Earlier in the season I compared the knee-braced Preston Wilson with a six pack of knee highs and came to the determination that the nylons were the way to go for their durability, usefulness and price. Now, I think I still might go that direction myself because I can't really afford a major league ballblayer right now, but for those teams that can, I think I'll provide a little help if they are looking toward filling needs in center.
The three candidates rumored to being shopped around are P-dub, Mark Kotsay and Mike Cameron.
Preston, age 30 (turns 31 in less than a month), hits for power, plays some D.
His AVG/OBP/SLG right now sits at .262/.324/.493. Cameron this year has shown more power, but Wilson has shown more throughout his career. Wilson has averaged 131 games per season and could be relatively fragile. Wilson's huge salary is probably the biggest influence in keeping teams away from bidding as the Rox don't want to be left paying the tab for a player on another team. According to Baseball Reference Wilson has a career park adjusted OPS+ of 107 (meaning he has hit about 7% better than the average ballplayer throughout his career)
Kotsay is a little more than a year younger at 29, and has a cannon for an arm

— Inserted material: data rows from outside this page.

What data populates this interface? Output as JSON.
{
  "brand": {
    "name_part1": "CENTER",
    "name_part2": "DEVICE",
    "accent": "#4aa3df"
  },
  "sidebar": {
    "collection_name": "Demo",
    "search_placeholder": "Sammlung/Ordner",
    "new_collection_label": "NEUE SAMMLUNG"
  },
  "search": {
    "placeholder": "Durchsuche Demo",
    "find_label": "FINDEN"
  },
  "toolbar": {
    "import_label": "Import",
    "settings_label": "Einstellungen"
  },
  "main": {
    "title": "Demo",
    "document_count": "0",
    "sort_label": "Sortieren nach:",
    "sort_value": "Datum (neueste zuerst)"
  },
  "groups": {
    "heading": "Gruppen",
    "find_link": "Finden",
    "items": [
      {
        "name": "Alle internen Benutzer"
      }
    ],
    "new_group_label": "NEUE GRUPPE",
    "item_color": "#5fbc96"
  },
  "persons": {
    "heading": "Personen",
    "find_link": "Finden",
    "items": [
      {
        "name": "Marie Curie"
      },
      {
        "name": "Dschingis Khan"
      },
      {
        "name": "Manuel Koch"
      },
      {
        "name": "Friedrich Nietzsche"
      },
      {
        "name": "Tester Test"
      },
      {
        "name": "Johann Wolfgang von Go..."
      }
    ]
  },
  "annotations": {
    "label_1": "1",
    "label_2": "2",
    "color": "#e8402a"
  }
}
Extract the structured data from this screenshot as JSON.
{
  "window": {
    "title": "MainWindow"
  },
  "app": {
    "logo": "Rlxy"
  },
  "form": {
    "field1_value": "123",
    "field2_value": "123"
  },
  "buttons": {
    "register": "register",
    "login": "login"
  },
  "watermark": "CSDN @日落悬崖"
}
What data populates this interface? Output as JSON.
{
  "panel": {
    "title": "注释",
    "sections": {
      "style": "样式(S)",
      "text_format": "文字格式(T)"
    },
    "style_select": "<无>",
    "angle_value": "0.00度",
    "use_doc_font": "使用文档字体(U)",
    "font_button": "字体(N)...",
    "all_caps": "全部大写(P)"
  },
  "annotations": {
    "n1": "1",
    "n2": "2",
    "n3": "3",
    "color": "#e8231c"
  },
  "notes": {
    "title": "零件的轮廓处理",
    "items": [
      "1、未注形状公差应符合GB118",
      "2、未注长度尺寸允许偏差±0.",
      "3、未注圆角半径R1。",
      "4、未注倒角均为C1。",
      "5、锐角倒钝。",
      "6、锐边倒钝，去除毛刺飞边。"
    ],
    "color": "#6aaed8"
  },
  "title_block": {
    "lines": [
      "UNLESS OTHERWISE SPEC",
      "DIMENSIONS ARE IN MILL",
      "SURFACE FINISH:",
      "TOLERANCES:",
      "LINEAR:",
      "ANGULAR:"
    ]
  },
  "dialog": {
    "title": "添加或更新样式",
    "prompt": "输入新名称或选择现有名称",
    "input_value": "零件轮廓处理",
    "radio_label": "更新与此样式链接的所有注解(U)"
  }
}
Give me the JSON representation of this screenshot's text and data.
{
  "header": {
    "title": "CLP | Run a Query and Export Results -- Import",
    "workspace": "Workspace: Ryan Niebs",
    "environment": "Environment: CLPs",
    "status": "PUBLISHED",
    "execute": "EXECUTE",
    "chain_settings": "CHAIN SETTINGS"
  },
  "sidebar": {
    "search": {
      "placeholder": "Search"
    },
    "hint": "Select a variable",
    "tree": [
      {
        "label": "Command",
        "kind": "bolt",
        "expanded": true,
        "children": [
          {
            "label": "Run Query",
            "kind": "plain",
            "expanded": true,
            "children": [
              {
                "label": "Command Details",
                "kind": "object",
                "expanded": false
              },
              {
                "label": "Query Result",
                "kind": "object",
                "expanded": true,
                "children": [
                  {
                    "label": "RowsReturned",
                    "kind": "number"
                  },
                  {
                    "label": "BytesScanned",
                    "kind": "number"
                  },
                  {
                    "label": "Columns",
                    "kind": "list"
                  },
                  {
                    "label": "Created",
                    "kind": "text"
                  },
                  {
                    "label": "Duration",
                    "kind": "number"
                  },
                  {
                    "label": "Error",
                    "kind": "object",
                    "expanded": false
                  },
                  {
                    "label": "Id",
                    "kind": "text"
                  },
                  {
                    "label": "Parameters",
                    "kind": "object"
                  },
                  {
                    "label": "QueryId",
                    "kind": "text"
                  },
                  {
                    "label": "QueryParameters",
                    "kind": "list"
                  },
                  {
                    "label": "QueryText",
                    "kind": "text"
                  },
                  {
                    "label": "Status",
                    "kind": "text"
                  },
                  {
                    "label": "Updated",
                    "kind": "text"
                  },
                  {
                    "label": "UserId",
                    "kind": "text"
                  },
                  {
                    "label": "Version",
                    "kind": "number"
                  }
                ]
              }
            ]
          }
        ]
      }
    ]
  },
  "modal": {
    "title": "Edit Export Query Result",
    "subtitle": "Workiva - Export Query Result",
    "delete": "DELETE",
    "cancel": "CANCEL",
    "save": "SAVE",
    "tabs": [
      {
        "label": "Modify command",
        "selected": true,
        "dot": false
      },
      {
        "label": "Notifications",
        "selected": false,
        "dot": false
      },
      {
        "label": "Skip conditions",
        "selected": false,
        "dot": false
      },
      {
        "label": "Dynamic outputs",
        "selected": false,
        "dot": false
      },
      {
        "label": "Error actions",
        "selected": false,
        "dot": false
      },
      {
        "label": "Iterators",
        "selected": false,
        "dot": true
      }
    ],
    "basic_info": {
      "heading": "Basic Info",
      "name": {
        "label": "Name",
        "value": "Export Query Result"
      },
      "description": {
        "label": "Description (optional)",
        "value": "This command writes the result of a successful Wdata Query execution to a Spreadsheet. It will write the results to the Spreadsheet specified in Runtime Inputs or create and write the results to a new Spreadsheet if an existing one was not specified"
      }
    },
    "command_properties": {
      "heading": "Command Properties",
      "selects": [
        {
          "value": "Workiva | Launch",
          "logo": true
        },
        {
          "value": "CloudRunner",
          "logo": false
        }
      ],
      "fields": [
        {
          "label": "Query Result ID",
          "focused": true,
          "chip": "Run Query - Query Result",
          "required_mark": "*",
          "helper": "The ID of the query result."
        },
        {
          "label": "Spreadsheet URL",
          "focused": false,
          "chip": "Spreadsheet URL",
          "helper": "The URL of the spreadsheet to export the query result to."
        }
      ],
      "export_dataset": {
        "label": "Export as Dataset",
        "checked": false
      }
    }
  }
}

Kotsay's got the moxie and seems to be everybody's primary target but Billy Beane is likely to drive a harder bargain than Dan O'Dowd in letting him go. His stats aren't that impressive (.284/.342/.405) and off of what he did last year. Don't let people fool you into thinking that Wilson's a poorer hitter because his stats are inflated by Coors Field. Wilson's poor start when he still had the brace on deflates his projected numbers as much as Coors inflates them now. Still, Kotsay's quite a bit cheaper and has averaged 143 games a season since he's been a regular. BR shows his career bat to be about 3% above average, which isn't bad for a centerfielder.
Mike Cameron is the oldest of the bunch, about six months older than Wilson in fact, but I don't know why people bring up age as at this point the three are close enough together and far enough past their primes that it makes little difference. Cameron has averaged 144 games per season but because of recent injury trouble and his age, it's suggested that he may be as fragile as Wilson, but like I said, I think all three carry a bit more injury risk than, say a twenty-five year old. I know this doesn't matter to you and me, but baseball execs seem to care about the following: Cameron is the only one of the three to have playoff experience, even though he wasn't all that effective. Cameron's career shows him to have an OPS+ of 105, and yet this year he's playing like he really cares for some reason with a line of .298/.399/.536. Way to drive your trade value up, Cam. Anyway, he's also the cheapest of the three, but the Mets are trying to meet a lot of needs with him (being in a playoff run themselves) and might be asking for too much in return.
That's it for now. Ta-ta